Studies have suggested that moderate alcohol consumption is associated with a reduced risk of CVD and premature mortality in individuals with diabetes mellitus. However, history of alcohol consumption has hardly been taken into account. We investigated the association between current alcohol consumption and mortality in men and women with diabetes mellitus accounting for past alcohol consumption. Within the European Prospective Investigation into Cancer and Nutrition (EPIC), a cohort was defined of 4797 participants with a confirmed diagnosis of diabetes mellitus. Men and women were assigned to categories of baseline and past alcohol consumption. Hazard ratios (HR) and 95 % CI for total mortality were estimated with multivariable Cox regression models, using light alcohol consumption (>0–6 g/d) as the reference category. Compared with light alcohol consumption, no relationship was observed between consumption of 6 g/d or more and total mortality. HR for >6–12 g/d was 0·89 (95 % CI 0·61, 1·30) in men and 0·86 (95 % CI 0·46, 1·60) in women. Adjustment for past alcohol consumption did not change the estimates substantially. In individuals who at baseline reported abstaining from alcohol, mortality rates were increased relative to light consumers: HR was 1·52 (95 % CI 0·99, 2·35) in men and 1·81 (95 % CI 1·04, 3·17) in women. The present study in diabetic individuals showed no association between current alcohol consumption >6 g/d and mortality risk compared with light consumption. The increased mortality risk among non-consumers appeared to be affected by their past alcohol consumption rather than their current abstinence.

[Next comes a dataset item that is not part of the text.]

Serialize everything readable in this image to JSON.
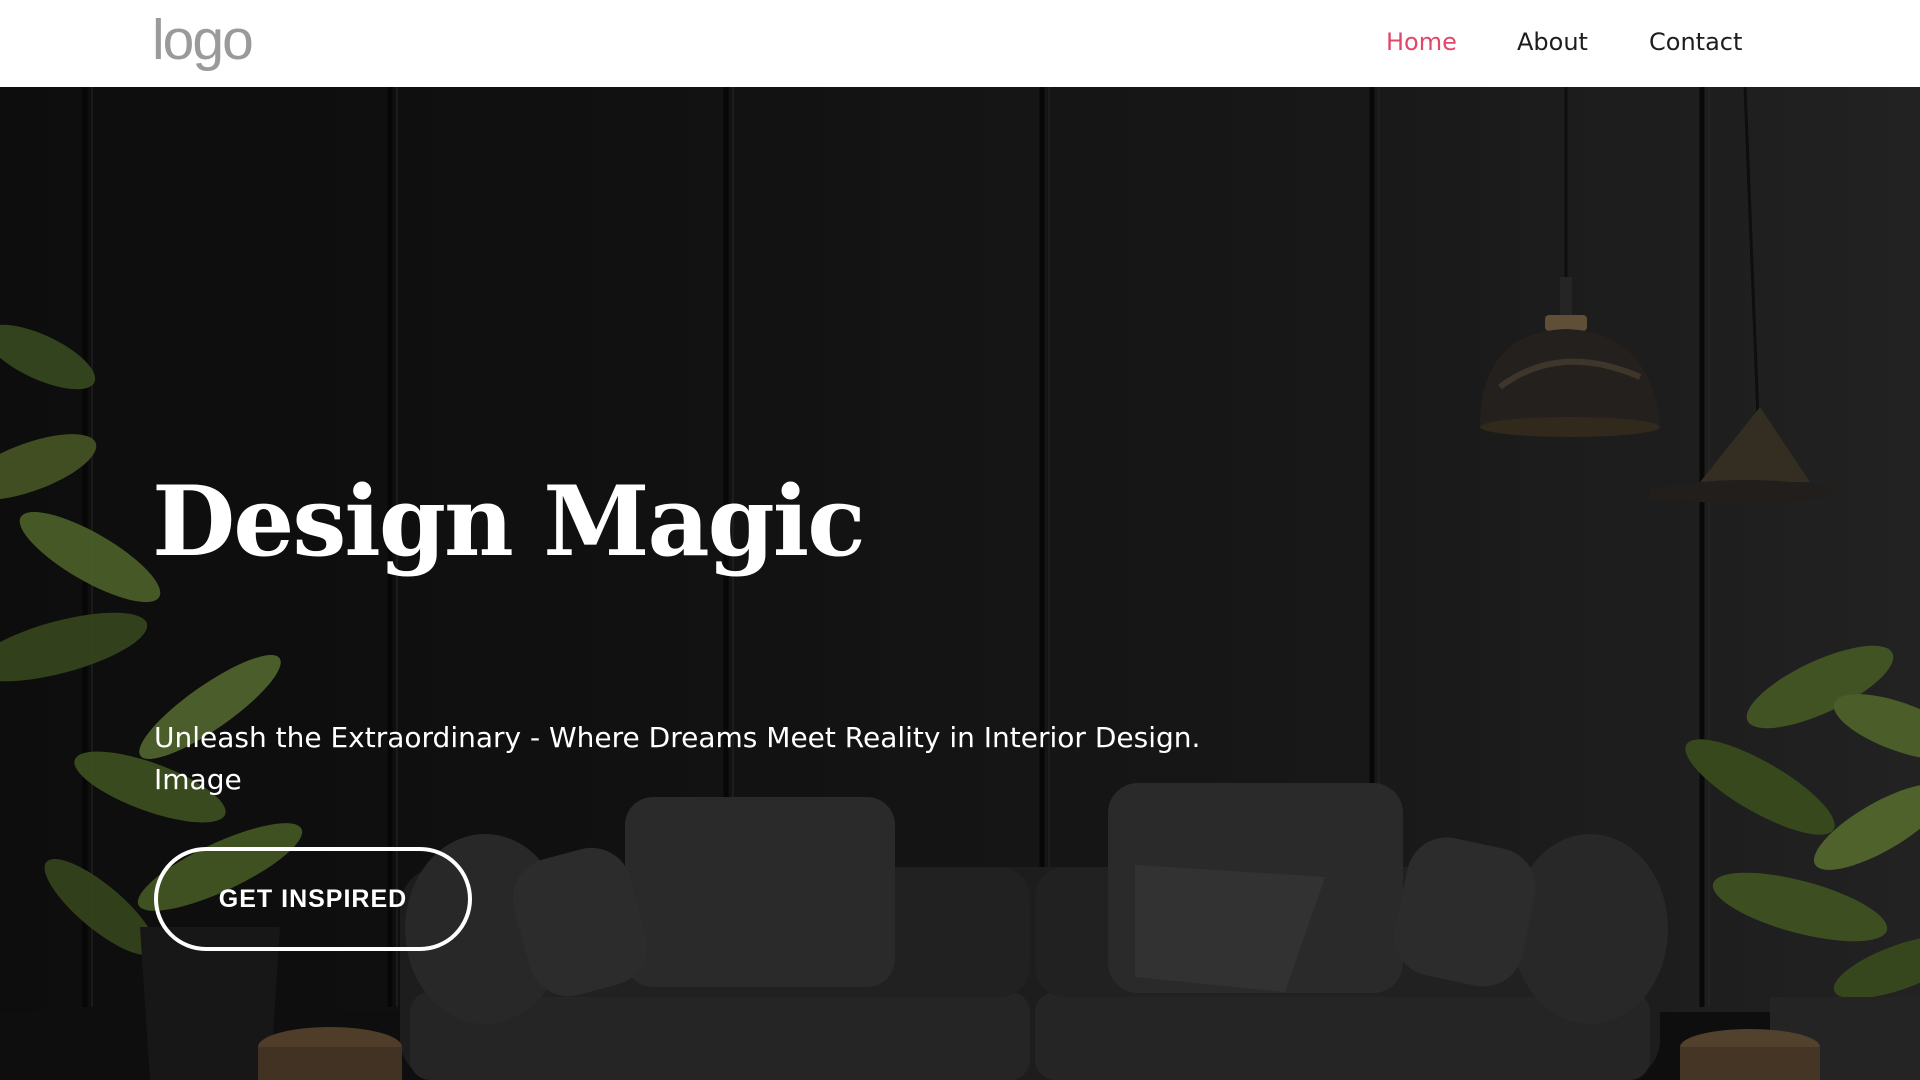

Moderate alcohol consumption has various effects on immune and inflammatory processes, which could accumulatively modulate chronic disease risk. So far, no comprehensive, integrative profiling has been performed to investigate the effects of longer-term alcohol consumption. Therefore, we studied the effects of alcohol consumption on gene expression patterns using large-scale profiling of whole-genome transcriptomics in blood cells and on a number of proteins in blood. In a randomised, open-label, cross-over trial, twenty-four young, normal-weight men consumed 100 ml vodka (30 g alcohol) with 200 ml orange juice or only orange juice daily during dinner for 4 weeks. After each period, blood was sampled for measuring gene expression and selected proteins. Pathway analysis of 345 down-regulated and 455 up-regulated genes revealed effects of alcohol consumption on various signalling responses, immune processes and lipid metabolism. Among the signalling processes, the most prominently changed was glucocorticoid receptor signalling. A network on immune response showed a down-regulated NF-κB gene expression together with increased plasma adiponectin and decreased pro-inflammatory IL-1 receptor antagonist and IL-18, and acute-phase proteins ferritin and α1-antitrypsin concentrations (all P < 0·05) after alcohol consumption. Furthermore, a network of gene expression changes related to lipid metabolism was observed, with a central role for PPARα which was supported by increased HDL-cholesterol and several apo concentrations (all P < 0·05) after alcohol consumption. In conclusion, an integrated approach of profiling both genes and proteins in blood showed that 4 weeks of moderate alcohol consumption altered immune responses and lipid metabolism.